* WORK TASK: Nothing in the data should be altered when it is repeated in full.

* DATASET EXCERPTS:
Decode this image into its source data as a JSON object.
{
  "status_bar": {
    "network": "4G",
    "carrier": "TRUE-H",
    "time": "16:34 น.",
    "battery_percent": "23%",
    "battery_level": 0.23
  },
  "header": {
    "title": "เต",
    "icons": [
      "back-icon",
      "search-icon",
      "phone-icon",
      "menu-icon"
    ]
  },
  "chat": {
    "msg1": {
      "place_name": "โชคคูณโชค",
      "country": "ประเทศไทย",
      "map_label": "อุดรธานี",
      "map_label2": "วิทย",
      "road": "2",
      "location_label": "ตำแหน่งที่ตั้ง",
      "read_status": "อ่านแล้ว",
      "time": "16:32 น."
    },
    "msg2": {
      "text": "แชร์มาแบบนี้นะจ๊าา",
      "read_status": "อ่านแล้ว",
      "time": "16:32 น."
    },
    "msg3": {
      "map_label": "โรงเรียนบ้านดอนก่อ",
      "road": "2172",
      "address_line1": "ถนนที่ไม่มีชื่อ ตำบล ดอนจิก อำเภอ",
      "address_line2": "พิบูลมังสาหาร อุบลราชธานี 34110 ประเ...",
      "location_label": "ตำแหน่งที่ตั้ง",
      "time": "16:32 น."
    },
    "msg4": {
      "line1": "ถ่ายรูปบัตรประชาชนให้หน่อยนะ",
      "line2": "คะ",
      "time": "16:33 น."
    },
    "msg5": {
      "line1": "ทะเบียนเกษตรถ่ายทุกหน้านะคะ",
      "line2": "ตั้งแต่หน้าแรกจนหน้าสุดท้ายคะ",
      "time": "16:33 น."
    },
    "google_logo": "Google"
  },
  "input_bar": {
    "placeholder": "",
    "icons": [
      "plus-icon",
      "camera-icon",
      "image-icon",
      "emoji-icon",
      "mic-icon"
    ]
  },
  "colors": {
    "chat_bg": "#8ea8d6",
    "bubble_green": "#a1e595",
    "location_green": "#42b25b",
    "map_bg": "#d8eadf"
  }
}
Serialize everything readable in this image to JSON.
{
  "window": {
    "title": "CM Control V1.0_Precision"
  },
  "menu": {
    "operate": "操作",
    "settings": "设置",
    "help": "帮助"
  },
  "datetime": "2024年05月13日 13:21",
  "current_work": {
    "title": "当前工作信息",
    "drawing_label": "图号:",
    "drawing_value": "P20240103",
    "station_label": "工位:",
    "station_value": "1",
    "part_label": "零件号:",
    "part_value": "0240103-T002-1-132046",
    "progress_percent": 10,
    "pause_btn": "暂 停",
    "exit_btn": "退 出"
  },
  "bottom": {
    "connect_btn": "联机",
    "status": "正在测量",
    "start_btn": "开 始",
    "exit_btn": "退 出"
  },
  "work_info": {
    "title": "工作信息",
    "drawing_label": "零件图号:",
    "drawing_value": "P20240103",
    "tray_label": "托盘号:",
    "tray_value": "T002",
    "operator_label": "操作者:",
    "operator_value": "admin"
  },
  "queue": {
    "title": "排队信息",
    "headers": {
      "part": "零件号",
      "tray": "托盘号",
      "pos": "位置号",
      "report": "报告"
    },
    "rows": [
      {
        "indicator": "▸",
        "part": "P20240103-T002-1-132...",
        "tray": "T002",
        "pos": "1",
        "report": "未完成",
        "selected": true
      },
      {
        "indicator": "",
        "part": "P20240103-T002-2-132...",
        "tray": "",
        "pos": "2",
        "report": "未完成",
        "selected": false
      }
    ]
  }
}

* EXERCISE OUTPUT:
Decode this image into its source data as a JSON object.
{
  "status_bar": {
    "network": "4G",
    "carrier": "TRUE-H",
    "time": "16:34 น.",
    "battery_percent": "23%",
    "battery_level": 0.23
  },
  "header": {
    "title": "เต",
    "icons": [
      "back-icon",
      "search-icon",
      "phone-icon",
      "menu-icon"
    ]
  },
  "chat": {
    "msg1": {
      "place_name": "โชคคูณโชค",
      "country": "ประเทศไทย",
      "map_label": "อุดรธานี",
      "map_label2": "วิทย",
      "road": "2",
      "location_label": "ตำแหน่งที่ตั้ง",
      "read_status": "อ่านแล้ว",
      "time": "16:32 น."
    },
    "msg2": {
      "text": "แชร์มาแบบนี้นะจ๊าา",
      "read_status": "อ่านแล้ว",
      "time": "16:32 น."
    },
    "msg3": {
      "map_label": "โรงเรียนบ้านดอนก่อ",
      "road": "2172",
      "address_line1": "ถนนที่ไม่มีชื่อ ตำบล ดอนจิก อำเภอ",
      "address_line2": "พิบูลมังสาหาร อุบลราชธานี 34110 ประเ...",
      "location_label": "ตำแหน่งที่ตั้ง",
      "time": "16:32 น."
    },
    "msg4": {
      "line1": "ถ่ายรูปบัตรประชาชนให้หน่อยนะ",
      "line2": "คะ",
      "time": "16:33 น."
    },
    "msg5": {
      "line1": "ทะเบียนเกษตรถ่ายทุกหน้านะคะ",
      "line2": "ตั้งแต่หน้าแรกจนหน้าสุดท้ายคะ",
      "time": "16:33 น."
    },
    "google_logo": "Google"
  },
  "input_bar": {
    "placeholder": "",
    "icons": [
      "plus-icon",
      "camera-icon",
      "image-icon",
      "emoji-icon",
      "mic-icon"
    ]
  },
  "colors": {
    "chat_bg": "#8ea8d6",
    "bubble_green": "#a1e595",
    "location_green": "#42b25b",
    "map_bg": "#d8eadf"
  }
}
Serialize everything readable in this image to JSON.
{
  "window": {
    "title": "CM Control V1.0_Precision"
  },
  "menu": {
    "operate": "操作",
    "settings": "设置",
    "help": "帮助"
  },
  "datetime": "2024年05月13日 13:21",
  "current_work": {
    "title": "当前工作信息",
    "drawing_label": "图号:",
    "drawing_value": "P20240103",
    "station_label": "工位:",
    "station_value": "1",
    "part_label": "零件号:",
    "part_value": "0240103-T002-1-132046",
    "progress_percent": 10,
    "pause_btn": "暂 停",
    "exit_btn": "退 出"
  },
  "bottom": {
    "connect_btn": "联机",
    "status": "正在测量",
    "start_btn": "开 始",
    "exit_btn": "退 出"
  },
  "work_info": {
    "title": "工作信息",
    "drawing_label": "零件图号:",
    "drawing_value": "P20240103",
    "tray_label": "托盘号:",
    "tray_value": "T002",
    "operator_label": "操作者:",
    "operator_value": "admin"
  },
  "queue": {
    "title": "排队信息",
    "headers": {
      "part": "零件号",
      "tray": "托盘号",
      "pos": "位置号",
      "report": "报告"
    },
    "rows": [
      {
        "indicator": "▸",
        "part": "P20240103-T002-1-132...",
        "tray": "T002",
        "pos": "1",
        "report": "未完成",
        "selected": true
      },
      {
        "indicator": "",
        "part": "P20240103-T002-2-132...",
        "tray": "",
        "pos": "2",
        "report": "未完成",
        "selected": false
      }
    ]
  }
}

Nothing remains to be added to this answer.